Seeing as American Homes 4 Rent (NYSE:AMH) has witnessed falling interest from the smart money, it’s safe to say that there was a specific group of hedge funds that elected to cut their full holdings in the third quarter. At the top of the heap, Jeffrey Furber’s AEW Capital Management sold off the biggest position of the “upper crust” of funds followed by Insider Monkey, valued at about $56.7 million in stock. Dmitry Balyasny’s fund, Balyasny Asset Management, also said goodbye to its stock, about $25.1 million worth. These moves are interesting, as total hedge fund interest fell by 2 funds in the third quarter.
Let’s now take a look at hedge fund activity in other stocks – not necessarily in the same industry as American Homes 4 Rent (NYSE:AMH) but similarly valued. These stocks are Apartment Investment and Management Co. (NYSE:AIV), Post Holdings Inc (NYSE:POST), DXC Technology Company (NYSE:DXC), and Assurant, Inc. (NYSE:AIZ). This group of stocks’ market values resemble AMH’s market value.
|Ticker||No of HFs with positions||Total Value of HF Positions (x1000)||Change in HF Position|
View table here if you experience formatting issues.
As you can see these stocks had an average of 28.25 hedge funds with bullish positions and the average amount invested in these stocks was $1044 million. That figure was $432 million in AMH’s case. DXC Technology Company (NYSE:DXC) is the most popular stock in this table. On the other hand Apartment Investment and Management Co. (NYSE:AIV) is the least popular one with only 24 bullish hedge fund positions. Compared to these stocks American Homes 4 Rent (NYSE:AMH) is even less popular than AIV. Hedge funds dodged a bullet by taking a bearish stance towards AMH. Our calculations showed that the top 20 most popular hedge fund stocks returned 37.4% in 2019 through the end of November and outperformed the S&P 500 ETF (SPY) by 9.9 percentage points.
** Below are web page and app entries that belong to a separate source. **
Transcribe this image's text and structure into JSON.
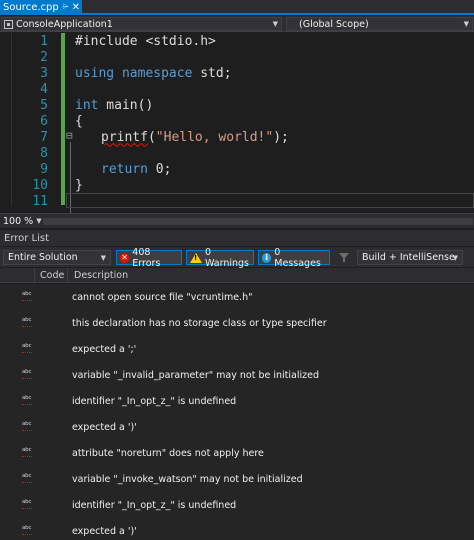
{
  "tab": {
    "title": "Source.cpp",
    "pin": "⌲",
    "close": "✕"
  },
  "nav": {
    "project": "ConsoleApplication1",
    "scope": "(Global Scope)"
  },
  "editor": {
    "lines": [
      {
        "n": "1"
      },
      {
        "n": "2"
      },
      {
        "n": "3"
      },
      {
        "n": "4"
      },
      {
        "n": "5"
      },
      {
        "n": "6"
      },
      {
        "n": "7"
      },
      {
        "n": "8"
      },
      {
        "n": "9"
      },
      {
        "n": "10"
      },
      {
        "n": "11"
      }
    ],
    "code": {
      "l1": "#include <stdio.h>",
      "l3_kw": "using namespace",
      "l3_rest": " std;",
      "l5_kw": "int",
      "l5_rest": " main()",
      "l6": "{",
      "l7_fn": "printf",
      "l7_open": "(",
      "l7_str": "\"Hello, world!\"",
      "l7_close": ");",
      "l9_kw": "return",
      "l9_rest": " 0;",
      "l10": "}"
    },
    "fold_symbol": "⊟"
  },
  "status": {
    "zoom": "100 %"
  },
  "error_list": {
    "title": "Error List",
    "scope": "Entire Solution",
    "errors_label": "408 Errors",
    "warnings_label": "0 Warnings",
    "messages_label": "0 Messages",
    "build_filter": "Build + IntelliSense",
    "columns": {
      "code": "Code",
      "description": "Description"
    },
    "items": [
      {
        "description": "cannot open source file \"vcruntime.h\""
      },
      {
        "description": "this declaration has no storage class or type specifier"
      },
      {
        "description": "expected a ';'"
      },
      {
        "description": "variable \"_invalid_parameter\" may not be initialized"
      },
      {
        "description": "identifier \"_In_opt_z_\" is undefined"
      },
      {
        "description": "expected a ')'"
      },
      {
        "description": "attribute \"noreturn\" does not apply here"
      },
      {
        "description": "variable \"_invoke_watson\" may not be initialized"
      },
      {
        "description": "identifier \"_In_opt_z_\" is undefined"
      },
      {
        "description": "expected a ')'"
      }
    ],
    "icon_text": "abc"
  },
  "colors": {
    "accent": "#007acc",
    "error": "#e51400",
    "warning": "#ffcc00",
    "info": "#1ba1e2"
  }
}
Unfortunately AMH wasn’t nearly as popular as these 20 stocks (hedge fund sentiment was very bearish); AMH investors were disappointed as the stock returned 3.2% during the fourth quarter (through the end of November) and underperformed the market. If you are interested in investing in large cap stocks with huge upside potential, you should check out the top 20 most popular stocks among hedge funds as 70 percent of these stocks already outperformed the market so far in Q4.
Disclosure: None. This article was originally published at Insider Monkey.